I got distracted with stuff like seeing Lucius at Memorial Hall last night, and making feeble attempts at putting in our garden. To be fair our efforts have been strong, the constant rain has impeded out progress. In case anyone decides to remove 800 square feet of honeysuckle and rose of sharon and reseed grass in it and carve out a garden space, let me stop you right now. It is mountains of very hard, very slow work. This may or may not be a warning to my future self, who might be trolling through my past posts to remember how we tore those devil weeds out. KATE, YOU SUPER HATED THIS TASK. PAY SOMEONE ELSE TO DO IT FOR THE LOVE OF GOD.

Now then, back to Italy. After our 4 days in Florence we took a bus out to the Tuscan country side. We stayed at an olive farm that is also a resort. The trip out there was a bit of an adventure, which involved off-roading with our massive roller suitcases and sympathetic drivers pulling over to ask if we needed assistance.

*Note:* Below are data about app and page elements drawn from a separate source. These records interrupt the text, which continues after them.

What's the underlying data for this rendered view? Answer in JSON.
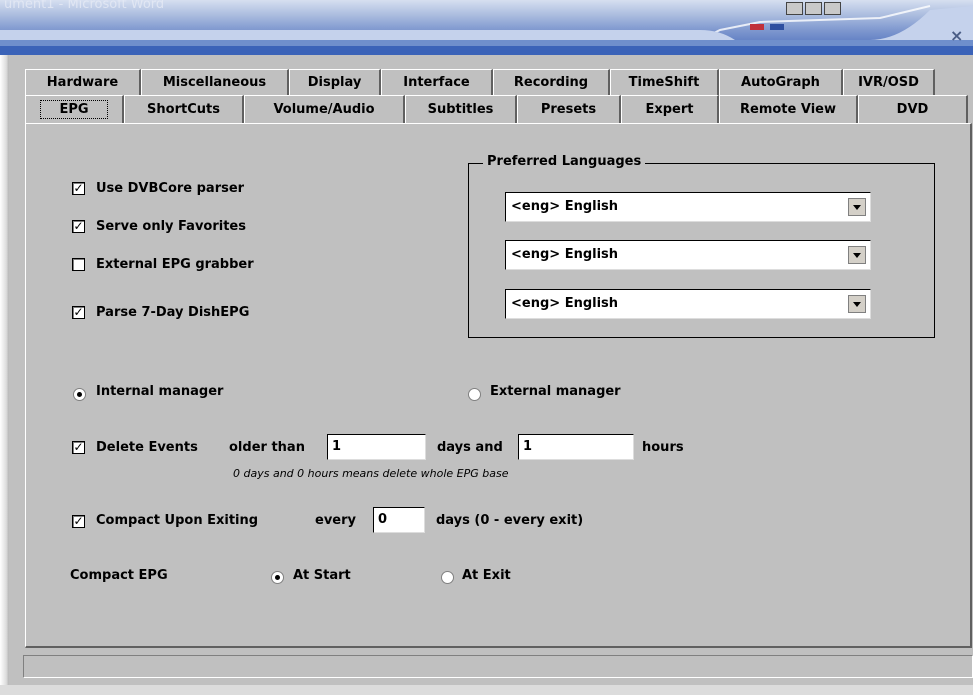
{
  "window": {
    "title": "ument1 - Microsoft Word"
  },
  "tabs_row1": [
    {
      "label": "Hardware"
    },
    {
      "label": "Miscellaneous"
    },
    {
      "label": "Display"
    },
    {
      "label": "Interface"
    },
    {
      "label": "Recording"
    },
    {
      "label": "TimeShift"
    },
    {
      "label": "AutoGraph"
    },
    {
      "label": "IVR/OSD"
    }
  ],
  "tabs_row2": [
    {
      "label": "EPG",
      "selected": true
    },
    {
      "label": "ShortCuts"
    },
    {
      "label": "Volume/Audio"
    },
    {
      "label": "Subtitles"
    },
    {
      "label": "Presets"
    },
    {
      "label": "Expert"
    },
    {
      "label": "Remote View"
    },
    {
      "label": "DVD"
    }
  ],
  "options": {
    "use_dvbcore": {
      "label": "Use DVBCore parser",
      "checked": true
    },
    "serve_favorites": {
      "label": "Serve only Favorites",
      "checked": true
    },
    "external_grabber": {
      "label": "External EPG grabber",
      "checked": false
    },
    "parse_dish": {
      "label": "Parse 7-Day DishEPG",
      "checked": true
    }
  },
  "preferred_languages": {
    "legend": "Preferred Languages",
    "values": [
      "<eng> English",
      "<eng> English",
      "<eng> English"
    ]
  },
  "manager": {
    "internal": {
      "label": "Internal manager",
      "selected": true
    },
    "external": {
      "label": "External manager",
      "selected": false
    }
  },
  "delete_events": {
    "label": "Delete Events",
    "checked": true,
    "older_than_label": "older than",
    "days_value": "1",
    "days_and_label": "days and",
    "hours_value": "1",
    "hours_label": "hours",
    "hint": "0 days and 0 hours means delete whole EPG base"
  },
  "compact": {
    "label": "Compact Upon Exiting",
    "checked": true,
    "every_label": "every",
    "days_value": "0",
    "days_suffix": "days (0 - every exit)"
  },
  "compact_epg": {
    "label": "Compact EPG",
    "at_start": {
      "label": "At Start",
      "selected": true
    },
    "at_exit": {
      "label": "At Exit",
      "selected": false
    }
  },
  "close_glyph": "×"
}
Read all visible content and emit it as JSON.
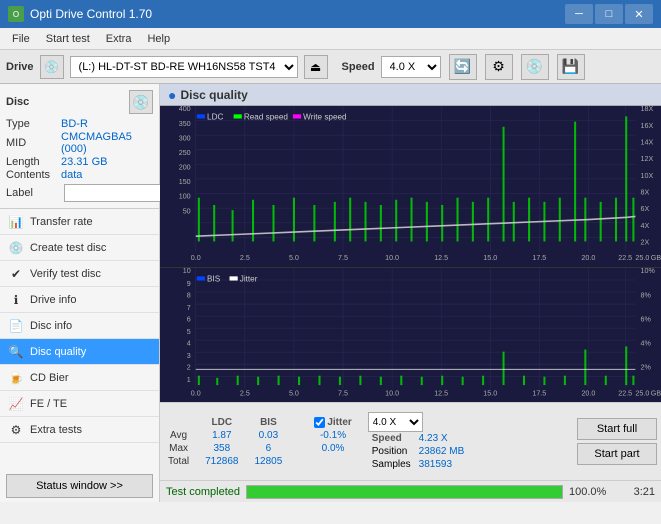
{
  "titleBar": {
    "title": "Opti Drive Control 1.70",
    "minimize": "─",
    "maximize": "□",
    "close": "✕"
  },
  "menuBar": {
    "items": [
      "File",
      "Start test",
      "Extra",
      "Help"
    ]
  },
  "driveBar": {
    "label": "Drive",
    "driveValue": "(L:)  HL-DT-ST BD-RE  WH16NS58 TST4",
    "speedLabel": "Speed",
    "speedValue": "4.0 X"
  },
  "disc": {
    "title": "Disc",
    "typeLabel": "Type",
    "typeValue": "BD-R",
    "midLabel": "MID",
    "midValue": "CMCMAGBA5 (000)",
    "lengthLabel": "Length",
    "lengthValue": "23.31 GB",
    "contentsLabel": "Contents",
    "contentsValue": "data",
    "labelLabel": "Label",
    "labelValue": ""
  },
  "sidebar": {
    "items": [
      {
        "id": "transfer-rate",
        "label": "Transfer rate",
        "icon": "📊"
      },
      {
        "id": "create-test-disc",
        "label": "Create test disc",
        "icon": "💿"
      },
      {
        "id": "verify-test-disc",
        "label": "Verify test disc",
        "icon": "✔"
      },
      {
        "id": "drive-info",
        "label": "Drive info",
        "icon": "ℹ"
      },
      {
        "id": "disc-info",
        "label": "Disc info",
        "icon": "📄"
      },
      {
        "id": "disc-quality",
        "label": "Disc quality",
        "icon": "🔍",
        "active": true
      },
      {
        "id": "cd-bier",
        "label": "CD Bier",
        "icon": "🍺"
      },
      {
        "id": "fe-te",
        "label": "FE / TE",
        "icon": "📈"
      },
      {
        "id": "extra-tests",
        "label": "Extra tests",
        "icon": "⚙"
      }
    ],
    "statusBtn": "Status window >>"
  },
  "content": {
    "title": "Disc quality",
    "chart1": {
      "legend": [
        "LDC",
        "Read speed",
        "Write speed"
      ],
      "yAxisMax": 400,
      "yAxisRightMax": 18,
      "xAxisMax": 25,
      "rightLabels": [
        "18X",
        "16X",
        "14X",
        "12X",
        "10X",
        "8X",
        "6X",
        "4X",
        "2X"
      ]
    },
    "chart2": {
      "legend": [
        "BIS",
        "Jitter"
      ],
      "yAxisMax": 10,
      "yAxisRightMax": 10,
      "xAxisMax": 25
    }
  },
  "stats": {
    "headers": [
      "",
      "LDC",
      "BIS",
      "",
      "Jitter",
      "Speed",
      ""
    ],
    "avg": {
      "label": "Avg",
      "ldc": "1.87",
      "bis": "0.03",
      "jitter": "-0.1%"
    },
    "max": {
      "label": "Max",
      "ldc": "358",
      "bis": "6",
      "jitter": "0.0%"
    },
    "total": {
      "label": "Total",
      "ldc": "712868",
      "bis": "12805"
    },
    "speedValue": "4.23 X",
    "speedDropdown": "4.0 X",
    "positionLabel": "Position",
    "positionValue": "23862 MB",
    "samplesLabel": "Samples",
    "samplesValue": "381593",
    "startFullBtn": "Start full",
    "startPartBtn": "Start part",
    "jitterChecked": true,
    "jitterLabel": "Jitter"
  },
  "progressBar": {
    "fillPercent": 100,
    "percentText": "100.0%",
    "statusText": "Test completed",
    "time": "3:21"
  }
}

The resort, Salvadonica, was a 15 minute walk from the closest town, and there was little to do apart from soaking in the gorgeous countryside by taking walks or relaxing by the pool. This was a dramatic slow down from our sightseeing in Florence, and it was very welcome. We were treated to this incredible sunset our first night there.